    Everything comes together incredibly quickly. You adhere the PVC backing to your fabric, then add double sided tape to your hoops before rolling your shade together and tucking away the ends neatly. There’s even a handy tool included to press the ends into place.

    There’s a super helpful photo guide included with your kit. PLUS a handy video made by an old friend. And last but not least, this handy tip helped me get a super polished finish on the outside. To give a bit more height used 4″ shade carriers which prop your shade up higher, perfect to see more of my gin bottles! 

    They turned out so good. Jimi only gave them 9/10 but that’s because he said I didn’t choose fabric covered in my face. That would definitely be interesting… but I think these will go perfectly in the new room. Now I just need to move house! Once I’m in, I think I’ll make a few more shades. I’ve got a hankering to covering the inside as well as the outside. There’s always room for improvement right?

  • Dresses

    Not another New Look 6587

    I know, I know, I could possibly be stuck in a dress rut… but I don’t care. New Look 6587 is fast becoming one of those dresses that never turns out badly and I can always imagine another one!

    almond rock new look 6587 nl6587 fruit pineapples lemons vintage dressmaking sewing pattern

    As you know I haven’t really been sewing lately but I did want a birthday dress. And what could be better than ANOTHER LEMON DRESS?!? So for year 36 I made another version of my classic 90s pattern New Look 6587.

    almond rock new look 6587 nl6587 fruit pineapples lemons vintage dressmaking sewing pattern

    It’s the perfect dress because it isn’t tight but has enough shape and structure so I don’t feel like I’m wearing a sack. I can eat plenty without feeling uncomfortable and it fits me regardless of my fluctuating weight.

    almond rock new look 6587 nl6587 fruit pineapples lemons vintage dressmaking sewing pattern

    It was a rather fun birthday weekend with an Italian 60s themed murder mystery and illusion spaghetti and meatballs chocolate cake on Friday, and then on Saturday a picnic in my favourite park in Ilkley! I managed to wear the dress on the morning of my birthday but by the time the picnic came around it was a bit too cold so I had to change out of it. But I wore it for a brief moment so it counts as a birthday dress!

    almond rock fabric shopping paris husband

    This delightful fabric was picked up during my visit to Paris earlier this year. There are pineapples, lemons and strawberries on it as well as botanical leaves. It’s a half artistic and half cheesy but I LOVE IT! It’s a medium weight stretch cotton. Almost denim weight! But that makes it so well structured and perfect for this dress. Perhaps a little warm for the heatwave and a little cold for the weird snap in the weather! But who cares it’s cute and I wore it for a nice walk through the local fields to see how the foals were getting on.

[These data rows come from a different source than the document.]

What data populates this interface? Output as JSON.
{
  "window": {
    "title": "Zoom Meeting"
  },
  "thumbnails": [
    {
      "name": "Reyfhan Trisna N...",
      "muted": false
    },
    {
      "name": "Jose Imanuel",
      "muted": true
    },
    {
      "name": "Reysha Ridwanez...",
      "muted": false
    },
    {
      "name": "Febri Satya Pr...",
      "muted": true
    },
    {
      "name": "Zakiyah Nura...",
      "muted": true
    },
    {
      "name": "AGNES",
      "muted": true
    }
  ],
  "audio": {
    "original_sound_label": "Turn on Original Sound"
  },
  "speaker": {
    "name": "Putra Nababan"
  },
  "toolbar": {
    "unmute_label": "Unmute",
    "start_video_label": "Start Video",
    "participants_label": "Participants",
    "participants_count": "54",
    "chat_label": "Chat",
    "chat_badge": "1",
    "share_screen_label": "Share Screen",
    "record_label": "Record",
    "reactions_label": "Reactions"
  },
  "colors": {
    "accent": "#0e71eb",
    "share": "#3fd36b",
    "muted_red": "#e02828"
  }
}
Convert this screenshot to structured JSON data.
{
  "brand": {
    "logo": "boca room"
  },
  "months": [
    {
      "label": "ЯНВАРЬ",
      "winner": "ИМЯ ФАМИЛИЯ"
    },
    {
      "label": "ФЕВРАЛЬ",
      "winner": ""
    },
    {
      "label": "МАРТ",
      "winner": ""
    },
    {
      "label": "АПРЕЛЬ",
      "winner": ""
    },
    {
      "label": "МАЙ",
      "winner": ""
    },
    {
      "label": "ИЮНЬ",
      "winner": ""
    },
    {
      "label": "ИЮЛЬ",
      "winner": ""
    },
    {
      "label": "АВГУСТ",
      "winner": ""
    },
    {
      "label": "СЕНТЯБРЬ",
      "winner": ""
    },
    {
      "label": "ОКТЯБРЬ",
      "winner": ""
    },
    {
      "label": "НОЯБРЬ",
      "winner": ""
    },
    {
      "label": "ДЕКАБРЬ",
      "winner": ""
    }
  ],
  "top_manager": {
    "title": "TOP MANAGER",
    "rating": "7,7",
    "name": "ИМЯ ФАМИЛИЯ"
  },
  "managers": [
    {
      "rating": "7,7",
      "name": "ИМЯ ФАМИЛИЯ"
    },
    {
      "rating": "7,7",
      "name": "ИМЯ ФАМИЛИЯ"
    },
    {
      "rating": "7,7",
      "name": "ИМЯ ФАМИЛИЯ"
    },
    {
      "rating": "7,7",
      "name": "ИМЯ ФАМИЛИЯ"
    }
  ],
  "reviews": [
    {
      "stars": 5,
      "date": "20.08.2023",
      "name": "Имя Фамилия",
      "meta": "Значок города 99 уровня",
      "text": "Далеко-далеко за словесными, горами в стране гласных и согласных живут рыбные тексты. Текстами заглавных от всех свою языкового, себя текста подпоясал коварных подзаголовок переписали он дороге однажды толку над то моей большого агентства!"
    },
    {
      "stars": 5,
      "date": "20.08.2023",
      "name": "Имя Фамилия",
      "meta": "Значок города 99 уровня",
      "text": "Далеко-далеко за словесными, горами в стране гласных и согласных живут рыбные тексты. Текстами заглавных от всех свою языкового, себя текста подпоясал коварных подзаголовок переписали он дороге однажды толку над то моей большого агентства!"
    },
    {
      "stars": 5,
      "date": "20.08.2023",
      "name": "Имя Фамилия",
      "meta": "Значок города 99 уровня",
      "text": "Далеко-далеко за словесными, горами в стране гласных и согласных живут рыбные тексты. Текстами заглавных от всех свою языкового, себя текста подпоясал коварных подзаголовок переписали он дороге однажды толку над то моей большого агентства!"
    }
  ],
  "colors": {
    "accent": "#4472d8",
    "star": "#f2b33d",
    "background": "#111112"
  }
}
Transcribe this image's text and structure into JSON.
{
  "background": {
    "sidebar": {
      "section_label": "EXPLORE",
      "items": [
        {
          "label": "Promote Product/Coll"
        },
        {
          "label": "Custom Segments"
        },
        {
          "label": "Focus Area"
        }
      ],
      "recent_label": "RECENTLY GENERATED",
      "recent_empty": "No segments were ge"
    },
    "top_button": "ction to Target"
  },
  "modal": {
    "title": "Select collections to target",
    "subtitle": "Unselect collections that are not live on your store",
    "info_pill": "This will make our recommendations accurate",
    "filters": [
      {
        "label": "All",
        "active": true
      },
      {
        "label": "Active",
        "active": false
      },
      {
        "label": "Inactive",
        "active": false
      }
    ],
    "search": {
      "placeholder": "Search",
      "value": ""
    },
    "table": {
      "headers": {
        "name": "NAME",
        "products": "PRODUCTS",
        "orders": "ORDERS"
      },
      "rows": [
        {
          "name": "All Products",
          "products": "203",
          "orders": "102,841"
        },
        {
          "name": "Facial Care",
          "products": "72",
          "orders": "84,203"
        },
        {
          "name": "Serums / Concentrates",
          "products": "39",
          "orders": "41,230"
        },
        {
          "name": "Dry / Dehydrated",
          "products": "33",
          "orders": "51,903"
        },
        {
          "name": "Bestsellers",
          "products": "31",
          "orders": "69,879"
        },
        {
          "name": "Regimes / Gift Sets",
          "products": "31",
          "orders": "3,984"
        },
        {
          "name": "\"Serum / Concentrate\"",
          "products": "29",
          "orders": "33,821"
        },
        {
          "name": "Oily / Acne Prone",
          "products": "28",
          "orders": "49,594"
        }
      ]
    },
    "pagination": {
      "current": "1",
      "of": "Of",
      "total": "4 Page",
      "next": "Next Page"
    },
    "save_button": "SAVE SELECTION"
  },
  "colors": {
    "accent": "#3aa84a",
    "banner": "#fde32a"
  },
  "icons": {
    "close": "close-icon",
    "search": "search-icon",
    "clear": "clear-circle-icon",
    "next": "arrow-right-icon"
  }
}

    I used navy bias around the neckline as a facing and added more of the plastic buttons from the navy lemons dress… I  still have about 80 of them left. Those patch pockets are the greatest too. Perfect phone and key size for going on walks!

    almond rock new look 6587 nl6587 fruit pineapples lemons vintage dressmaking sewing pattern